What’s your management style? I don’t mean how do you manage others, but how do you prefer to be managed?
In his always excellent All things Workplace blog, Steve Roesler pointed out:
“There’s a relationship between how much you love your job and how well you perform. That’s not a mystery. But there is a dynamic you need to know about in order to manage yourself and others:
1. Some people have to feel good about their job and their workplace before they can get busy and perform at their max.
2. Others have to have to first achieve super results in order to feel good about their jobs.”
Some of us require a trusting, positive relationship with our leaders and coworkers along with a belief that what we do can impact success on a greater scale before we can fully engage and deliver our best effort. Others of us need to see the proof of the value of our efforts on that grander scale to continue performing at a very high level.

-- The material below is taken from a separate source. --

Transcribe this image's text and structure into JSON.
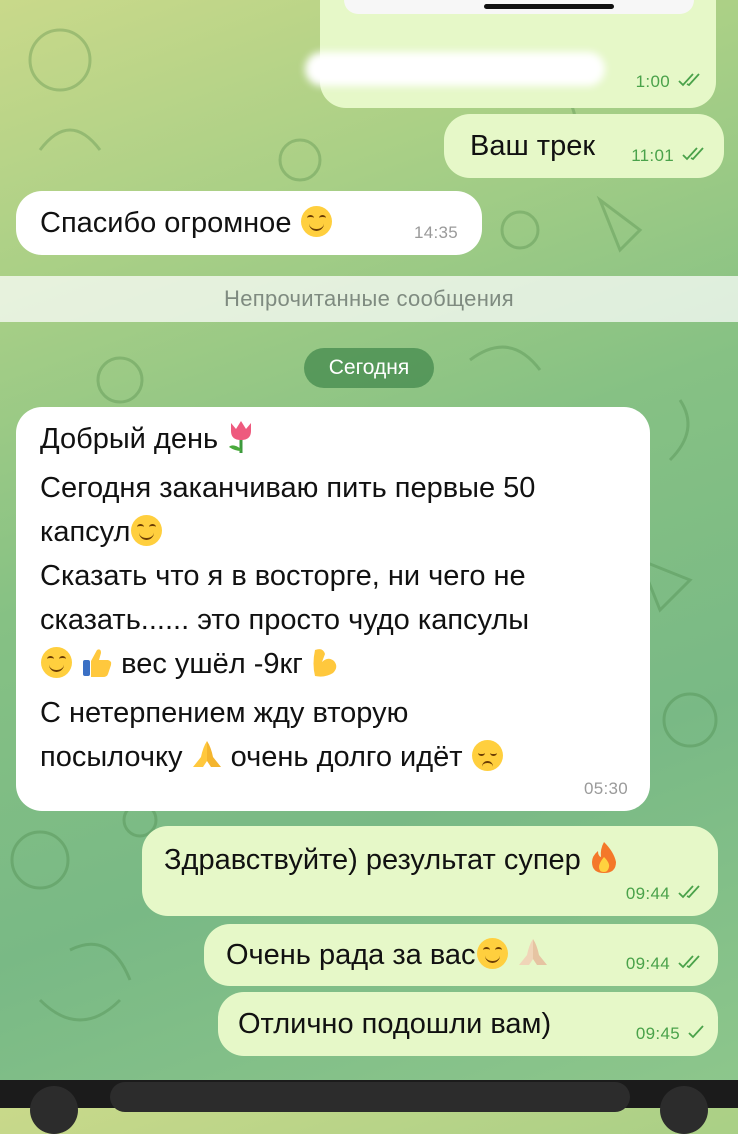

A trick of good managers is understanding that to successfully manage others, you need to do so in the way they need and prefer, not in the way you would prefer to be managed yourself. What’s interesting about Steve’s point is that it doesn’t matter which management style is needed, both can be addressed very effectively through strategic, social recognition.
Recognizing and praising the work of team members in a very specific and detailed way helps the first type of employee “feel good” about their job and role in helping the team succeed. Recognition also shows those in the second group how their super results have not only been achieved but noticed and valued by others as their efforts help achieve a greater mission.
How do you manage others? How do you prefer to be managed?how to manage others, management, managing others, results, social recognition, strategic recognition